WP1 : Foundations of thermodynamic driving: Theory

WP1 will address the fundamental challenges of phoresis. We will investigate the microscopic origin of thermodynamic driving and develop flexible molecular and mesoscale computational methods for the simulation of thermodynamic driving. We will use these concepts and computational tools to understand and analyse the systems and practical applications of the other WPs. Our bottom-up approach provides a systematic way to go beyond the state-of-theart macroscopic descriptions of phoresis to capture the effects of the molecular nature of solvent and solute, solute size, solute and surface specificity, solute flexibility, surface wettability and heterogeneity, fluctuations and correlations.

WP2: Foundations of thermodynamic driving: experiments

WP2 will provide fundamental understanding of phoretic transport at the nanoscale, using state-of-the-art (and unique worldwide) toolbox of nanofluidics. The microscopic mechanisms of Electro-/Diffusio-/Thermo- phoretic transport will be investigated within the first nanometres of surfaces, in individual nanotubes made of carbon, boronnitride and combination of both, as well as through 2D molecular sheets (graphene, h-BN). The potential of these new classes of nanomaterials for thermodynamic transport will be assessed. The application of nanoscale thermodynamic driving to fabricate new phoretic functionalities (diodes, transistors…) will be explored and quantified, as well as its application as alternative mechanism for transport and manipulation of binary mixtures and complex flows.

WP3: New ground-breaking avenues for blue energy harvesting and desalination

WP3 aims at harvesting phoretic transport in pre-screened nanomaterials to attain an industrially viable technology for osmotic power conversion, motivated by our recent discovery of the exceptional potential of boron-nitride nanotube in this context [Nature 494 455 (2013)], as well as alternative oxide materials, especially titanium-dioxide, that we have already identified (European Patent Application 15306346.6.). We target industrially scalable materials with cost competitiveness and suitable membrane proprieties. This WP focuses on bottom-up strategies to build membranes out of promising competitive materials studied at the level of nanopores, characterize their performances with respect to energy conversion and desalination, and address specifically the new physical issues associated to scale-up of nanofluidic transport. The outcome will be used as a feasibility assessment for further up-scaling and industrial transfer. SE will lead the technology transfer based on the pending patents.

WP4: Enhanced sensitivity of biomolecular separation and analysis

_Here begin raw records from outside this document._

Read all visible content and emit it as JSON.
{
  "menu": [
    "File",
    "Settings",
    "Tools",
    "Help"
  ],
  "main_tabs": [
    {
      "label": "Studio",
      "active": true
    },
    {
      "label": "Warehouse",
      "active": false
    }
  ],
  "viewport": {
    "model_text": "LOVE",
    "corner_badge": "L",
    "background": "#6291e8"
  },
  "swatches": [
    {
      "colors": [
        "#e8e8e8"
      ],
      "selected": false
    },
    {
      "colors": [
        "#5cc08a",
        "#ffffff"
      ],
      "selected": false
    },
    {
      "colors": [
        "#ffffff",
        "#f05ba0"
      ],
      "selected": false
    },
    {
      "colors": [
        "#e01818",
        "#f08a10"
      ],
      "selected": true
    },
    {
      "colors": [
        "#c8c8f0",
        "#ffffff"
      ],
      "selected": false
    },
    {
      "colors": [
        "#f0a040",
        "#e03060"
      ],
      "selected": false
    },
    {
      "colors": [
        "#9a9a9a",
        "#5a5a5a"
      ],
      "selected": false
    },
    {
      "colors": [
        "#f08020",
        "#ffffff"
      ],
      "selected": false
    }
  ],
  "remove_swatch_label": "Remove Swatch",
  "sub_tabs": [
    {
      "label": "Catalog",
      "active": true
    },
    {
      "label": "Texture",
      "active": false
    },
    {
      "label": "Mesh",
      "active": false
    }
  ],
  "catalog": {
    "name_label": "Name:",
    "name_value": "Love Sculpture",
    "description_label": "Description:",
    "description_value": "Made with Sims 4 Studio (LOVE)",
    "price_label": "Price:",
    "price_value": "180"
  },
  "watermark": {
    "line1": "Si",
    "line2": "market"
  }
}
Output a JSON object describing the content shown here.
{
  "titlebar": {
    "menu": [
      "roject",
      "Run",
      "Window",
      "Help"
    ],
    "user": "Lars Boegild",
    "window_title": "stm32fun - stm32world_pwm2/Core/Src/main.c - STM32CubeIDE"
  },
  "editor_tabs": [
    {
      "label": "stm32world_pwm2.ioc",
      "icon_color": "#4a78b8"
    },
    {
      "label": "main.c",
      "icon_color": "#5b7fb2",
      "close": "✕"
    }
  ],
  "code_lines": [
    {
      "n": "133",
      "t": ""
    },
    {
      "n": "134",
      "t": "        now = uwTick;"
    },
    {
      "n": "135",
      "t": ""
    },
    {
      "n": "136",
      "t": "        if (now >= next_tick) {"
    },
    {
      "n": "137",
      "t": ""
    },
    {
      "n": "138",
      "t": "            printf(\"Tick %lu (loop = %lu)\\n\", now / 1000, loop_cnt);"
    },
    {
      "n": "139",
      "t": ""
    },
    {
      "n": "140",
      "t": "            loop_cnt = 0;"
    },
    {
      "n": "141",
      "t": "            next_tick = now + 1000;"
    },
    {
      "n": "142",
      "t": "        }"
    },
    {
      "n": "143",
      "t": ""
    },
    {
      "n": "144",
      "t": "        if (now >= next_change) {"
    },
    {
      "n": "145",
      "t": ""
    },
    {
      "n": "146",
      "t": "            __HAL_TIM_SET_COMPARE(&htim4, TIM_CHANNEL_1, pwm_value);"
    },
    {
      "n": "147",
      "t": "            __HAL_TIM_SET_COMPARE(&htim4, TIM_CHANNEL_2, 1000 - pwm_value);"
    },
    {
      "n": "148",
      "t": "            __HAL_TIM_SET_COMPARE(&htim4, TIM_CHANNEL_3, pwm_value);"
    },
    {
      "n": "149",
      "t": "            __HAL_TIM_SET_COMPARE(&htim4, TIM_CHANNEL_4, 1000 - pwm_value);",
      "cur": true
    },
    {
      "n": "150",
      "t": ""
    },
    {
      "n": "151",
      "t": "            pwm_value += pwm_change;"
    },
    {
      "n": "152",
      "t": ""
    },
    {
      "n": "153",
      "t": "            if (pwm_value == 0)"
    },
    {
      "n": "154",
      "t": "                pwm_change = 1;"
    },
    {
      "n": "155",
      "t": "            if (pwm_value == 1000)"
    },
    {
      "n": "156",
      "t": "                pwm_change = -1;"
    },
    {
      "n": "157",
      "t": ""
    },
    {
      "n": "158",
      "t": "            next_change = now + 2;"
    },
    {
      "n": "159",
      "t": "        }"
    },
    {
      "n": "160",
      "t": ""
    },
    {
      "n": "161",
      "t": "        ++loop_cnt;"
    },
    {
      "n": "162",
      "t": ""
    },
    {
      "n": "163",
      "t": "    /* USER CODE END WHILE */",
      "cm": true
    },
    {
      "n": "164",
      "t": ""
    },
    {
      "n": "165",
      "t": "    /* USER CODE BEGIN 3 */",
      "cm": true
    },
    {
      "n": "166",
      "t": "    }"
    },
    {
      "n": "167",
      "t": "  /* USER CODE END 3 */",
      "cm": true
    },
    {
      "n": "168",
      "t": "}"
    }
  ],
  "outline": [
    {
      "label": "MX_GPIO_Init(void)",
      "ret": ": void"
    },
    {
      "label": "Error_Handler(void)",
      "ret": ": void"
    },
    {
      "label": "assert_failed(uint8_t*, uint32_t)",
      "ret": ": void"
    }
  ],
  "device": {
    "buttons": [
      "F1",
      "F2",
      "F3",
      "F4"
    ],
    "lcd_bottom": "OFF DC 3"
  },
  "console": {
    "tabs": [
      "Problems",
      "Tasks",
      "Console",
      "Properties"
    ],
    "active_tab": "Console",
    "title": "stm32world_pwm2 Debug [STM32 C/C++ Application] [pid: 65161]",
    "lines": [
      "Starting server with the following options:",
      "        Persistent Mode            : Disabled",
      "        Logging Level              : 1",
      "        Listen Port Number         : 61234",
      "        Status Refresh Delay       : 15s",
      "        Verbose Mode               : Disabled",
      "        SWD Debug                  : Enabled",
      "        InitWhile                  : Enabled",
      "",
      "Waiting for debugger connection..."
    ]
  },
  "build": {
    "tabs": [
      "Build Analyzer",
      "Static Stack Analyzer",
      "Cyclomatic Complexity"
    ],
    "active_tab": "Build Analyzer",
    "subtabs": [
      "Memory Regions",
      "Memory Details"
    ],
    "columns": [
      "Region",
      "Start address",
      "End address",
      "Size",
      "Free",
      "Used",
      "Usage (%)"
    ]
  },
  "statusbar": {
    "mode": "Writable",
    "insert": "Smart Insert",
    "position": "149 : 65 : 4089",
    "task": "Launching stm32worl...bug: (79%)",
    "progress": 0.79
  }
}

This WP will study the use of thermodynamic driving forces to identify, analyse and control the behaviour of proteins and their nanoscale complexes. A particular focus will be on understanding the interplay between size, charge and hydrophobicity on the nanoscale and microscale concentration gradients in diffusiophoresis. This WP will bring together theory and experiment to connect the phoretic mobility to the structure and sequence of proteins. Moreover, we will explore the use of phoretic effects in a new generation of analytical instrument in protein science.